### Task goal
State how many lines below hold the word "JSON". Give that number and no other text.

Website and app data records
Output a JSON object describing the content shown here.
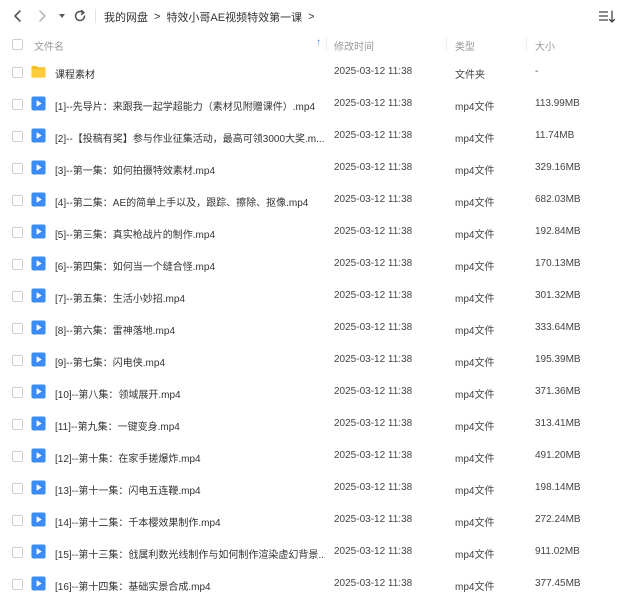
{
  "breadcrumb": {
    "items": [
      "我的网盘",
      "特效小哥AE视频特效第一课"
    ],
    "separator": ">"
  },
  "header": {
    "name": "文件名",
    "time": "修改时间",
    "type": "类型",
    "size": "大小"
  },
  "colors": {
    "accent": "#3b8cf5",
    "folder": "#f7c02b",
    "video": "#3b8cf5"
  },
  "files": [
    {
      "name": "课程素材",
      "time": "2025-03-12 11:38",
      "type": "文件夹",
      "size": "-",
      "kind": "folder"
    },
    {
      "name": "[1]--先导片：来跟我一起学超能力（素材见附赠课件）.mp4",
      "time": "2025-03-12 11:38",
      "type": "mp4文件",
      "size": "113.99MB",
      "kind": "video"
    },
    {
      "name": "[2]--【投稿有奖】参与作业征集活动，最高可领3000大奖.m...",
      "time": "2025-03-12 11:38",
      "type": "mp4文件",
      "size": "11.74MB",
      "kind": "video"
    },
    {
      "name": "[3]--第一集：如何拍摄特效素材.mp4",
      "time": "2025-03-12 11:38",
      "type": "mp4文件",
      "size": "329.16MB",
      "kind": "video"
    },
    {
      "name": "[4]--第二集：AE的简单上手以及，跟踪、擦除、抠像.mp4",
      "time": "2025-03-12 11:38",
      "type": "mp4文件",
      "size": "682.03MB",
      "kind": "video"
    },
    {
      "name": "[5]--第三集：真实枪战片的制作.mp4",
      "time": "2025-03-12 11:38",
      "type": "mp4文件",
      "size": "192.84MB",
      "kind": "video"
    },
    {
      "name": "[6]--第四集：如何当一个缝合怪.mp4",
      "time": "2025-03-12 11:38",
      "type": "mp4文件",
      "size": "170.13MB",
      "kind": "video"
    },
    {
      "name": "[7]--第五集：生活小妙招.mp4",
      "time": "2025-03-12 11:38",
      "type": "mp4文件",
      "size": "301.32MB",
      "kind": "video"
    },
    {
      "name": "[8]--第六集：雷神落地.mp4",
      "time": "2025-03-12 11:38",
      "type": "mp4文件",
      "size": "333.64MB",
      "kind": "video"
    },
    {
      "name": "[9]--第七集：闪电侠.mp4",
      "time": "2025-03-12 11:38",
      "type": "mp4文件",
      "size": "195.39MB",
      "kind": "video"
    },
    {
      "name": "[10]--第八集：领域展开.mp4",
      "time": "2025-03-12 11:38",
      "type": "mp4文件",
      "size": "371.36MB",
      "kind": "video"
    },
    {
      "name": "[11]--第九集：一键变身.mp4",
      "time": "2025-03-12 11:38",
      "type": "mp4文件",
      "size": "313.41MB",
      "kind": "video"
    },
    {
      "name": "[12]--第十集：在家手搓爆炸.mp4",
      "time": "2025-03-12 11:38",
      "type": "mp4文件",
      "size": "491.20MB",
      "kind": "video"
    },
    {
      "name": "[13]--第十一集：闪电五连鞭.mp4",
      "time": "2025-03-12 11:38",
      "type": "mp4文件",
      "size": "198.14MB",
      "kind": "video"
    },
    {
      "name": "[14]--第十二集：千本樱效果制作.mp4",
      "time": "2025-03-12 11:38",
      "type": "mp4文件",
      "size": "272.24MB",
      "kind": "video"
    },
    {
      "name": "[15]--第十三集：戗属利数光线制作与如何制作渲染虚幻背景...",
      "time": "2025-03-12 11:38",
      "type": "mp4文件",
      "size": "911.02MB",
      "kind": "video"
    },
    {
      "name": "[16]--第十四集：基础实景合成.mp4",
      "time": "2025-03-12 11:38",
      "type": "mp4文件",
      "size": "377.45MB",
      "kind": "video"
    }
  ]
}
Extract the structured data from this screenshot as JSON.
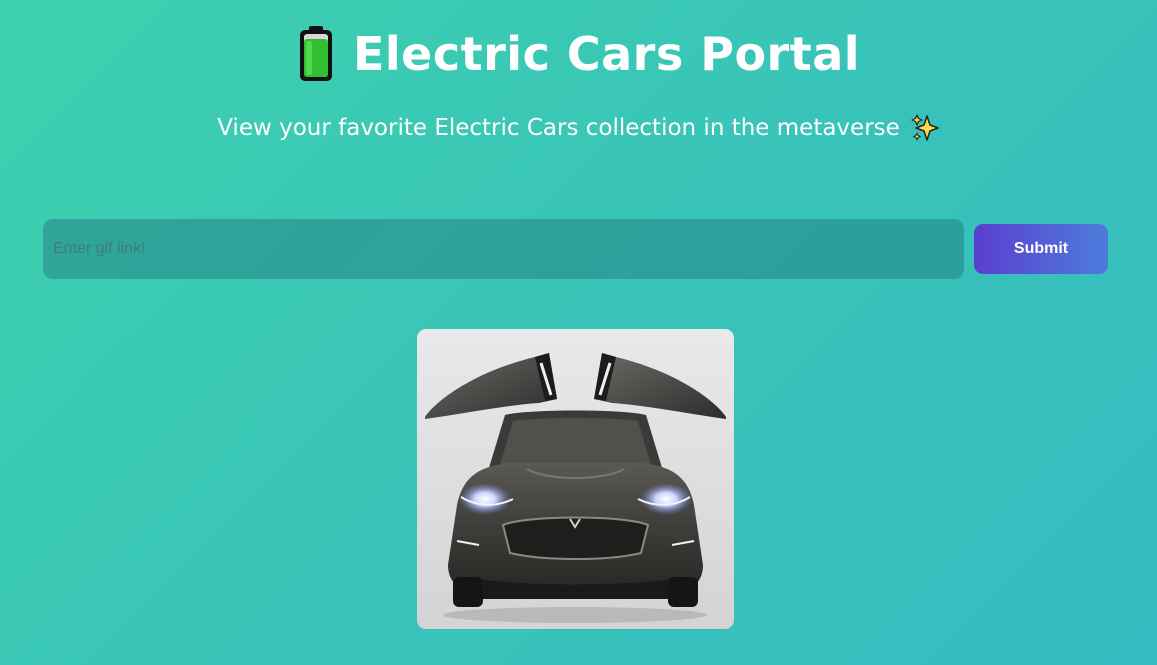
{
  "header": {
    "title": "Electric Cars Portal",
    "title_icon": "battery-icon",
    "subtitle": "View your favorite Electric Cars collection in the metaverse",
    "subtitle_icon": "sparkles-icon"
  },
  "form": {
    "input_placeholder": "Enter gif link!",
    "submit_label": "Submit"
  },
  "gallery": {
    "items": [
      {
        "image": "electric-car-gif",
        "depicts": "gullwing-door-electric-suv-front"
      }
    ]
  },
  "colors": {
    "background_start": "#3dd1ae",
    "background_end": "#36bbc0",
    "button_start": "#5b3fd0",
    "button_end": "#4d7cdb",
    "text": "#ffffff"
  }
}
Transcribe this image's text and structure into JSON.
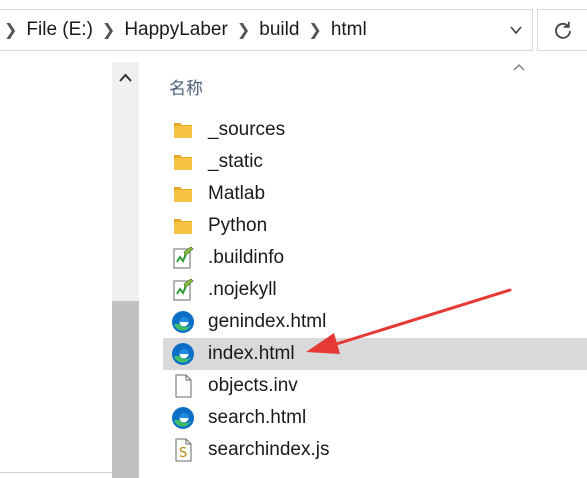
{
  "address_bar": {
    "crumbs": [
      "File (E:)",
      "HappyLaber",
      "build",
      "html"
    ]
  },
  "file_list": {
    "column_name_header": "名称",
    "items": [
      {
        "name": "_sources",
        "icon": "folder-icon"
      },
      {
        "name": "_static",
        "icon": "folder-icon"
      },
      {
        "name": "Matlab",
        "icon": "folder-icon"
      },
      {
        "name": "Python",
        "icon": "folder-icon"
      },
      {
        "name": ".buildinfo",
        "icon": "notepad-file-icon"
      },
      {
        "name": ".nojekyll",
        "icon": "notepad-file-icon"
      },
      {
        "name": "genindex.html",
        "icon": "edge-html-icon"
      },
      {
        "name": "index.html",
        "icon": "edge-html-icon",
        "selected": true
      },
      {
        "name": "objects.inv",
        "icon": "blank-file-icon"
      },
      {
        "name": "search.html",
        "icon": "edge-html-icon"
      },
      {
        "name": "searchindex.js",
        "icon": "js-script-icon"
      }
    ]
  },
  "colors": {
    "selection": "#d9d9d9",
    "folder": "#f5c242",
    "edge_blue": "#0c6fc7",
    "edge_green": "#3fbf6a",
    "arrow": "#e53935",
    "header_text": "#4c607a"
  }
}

### Exercise solution
3